Food & Drink

Three Sips to Have on Hand While Grilling Burgers This Season

In honor of National Hamburger Month, we’ve cooked up three libations for all the burger meisters out there.
—Oxbow Brewing Company via Instagram

Cinco de Mayo, one of everyone’s favorite spring holidays, is a great opportunity to celebrate the food and beverages from South of the Border. It’s been done to death, though, so we are going to focus on May as National Hamburger Month. Whether your patties are free-range or bean-based, May is the month to really get the grill going, assemble your favorite toppings, and chow down. We’ve cooked up three libations to have at hand for all the burger meisters out there.

TintoNegro Malbec Uco Valley 2018
($15, Bacchus Importers Ltd)
Argentina is a red meat mecca, and its deep red wines are a great match for beef or full-flavored bean burgers. This expression of Argentine Malbec hails from the high-elevation Uco Valley. It boasts juicy fruit notes, captivating floral background tones, and a bright finish that’s perfect for cutting through powerful cheese choices such as blue or sharp cheddar.

Oxbow Farmhouse Pale Ale
($15 six pack, Legends)
This Maine-based boutique brewery offers a delicious, easy-to-like ale for getting your burger on. At 6 percent alcohol, it won’t discourage a hearty appetite, and its lighter hop profile leaves room on the palate for bold flavors like Dijon mustard and barbecue sauce.

Leopold Bros. Bottled in Bond Straight Bourbon Whiskey
($63, Winebow)

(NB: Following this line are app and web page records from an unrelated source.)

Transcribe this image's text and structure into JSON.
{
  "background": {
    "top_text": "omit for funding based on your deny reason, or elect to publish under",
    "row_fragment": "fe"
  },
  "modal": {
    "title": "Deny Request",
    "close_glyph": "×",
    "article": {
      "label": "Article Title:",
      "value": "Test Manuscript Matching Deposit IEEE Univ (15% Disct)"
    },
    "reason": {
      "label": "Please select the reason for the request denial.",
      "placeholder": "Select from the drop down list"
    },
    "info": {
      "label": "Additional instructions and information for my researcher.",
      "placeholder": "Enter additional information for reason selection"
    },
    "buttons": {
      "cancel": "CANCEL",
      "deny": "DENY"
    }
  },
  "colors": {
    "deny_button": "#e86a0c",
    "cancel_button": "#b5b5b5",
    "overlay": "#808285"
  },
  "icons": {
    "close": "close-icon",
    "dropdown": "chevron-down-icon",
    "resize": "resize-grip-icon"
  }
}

Pairing a finely crafted spirit with food is just as engaging as anything else, and when it comes to smoky, cheesy, bacony, oniony burgers, we reckon bourbon is the way to go. Leopold Bros. starts with a corn-based blend of grains (barley is the second, and then rye) fermented in open vats to yield a captivating 5-year- old bourbon. Complex and layered, this outstanding effort needs to be savored and enjoyed on its own, although it will also make an amazing Old Fashioned.

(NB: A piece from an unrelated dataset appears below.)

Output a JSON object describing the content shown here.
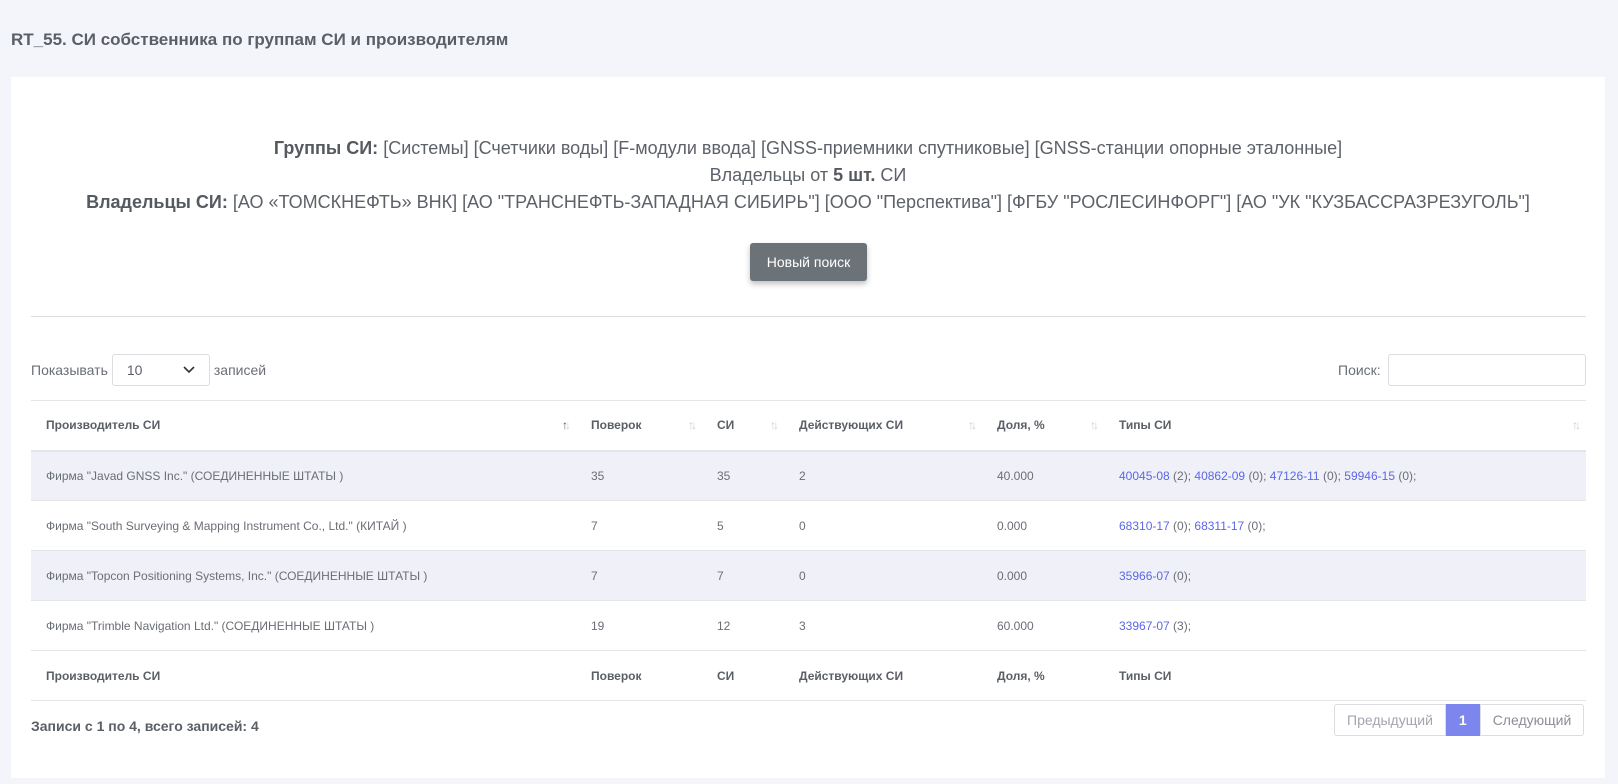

“Bottled in Bond” is a designation that arose in the 19th century as unscrupulous distillers sought to pass off all sorts of nastiness as the good stuff by adding flavoring and coloring agents. Under pressure from reputable producers, the federal government introduced a series of rigorous requirements to earn the title. The spirit must be made by a single distiller in a single season, aged for at least four years in a federally inspected aging room, and bottled at 100 proof (50 percent ABV).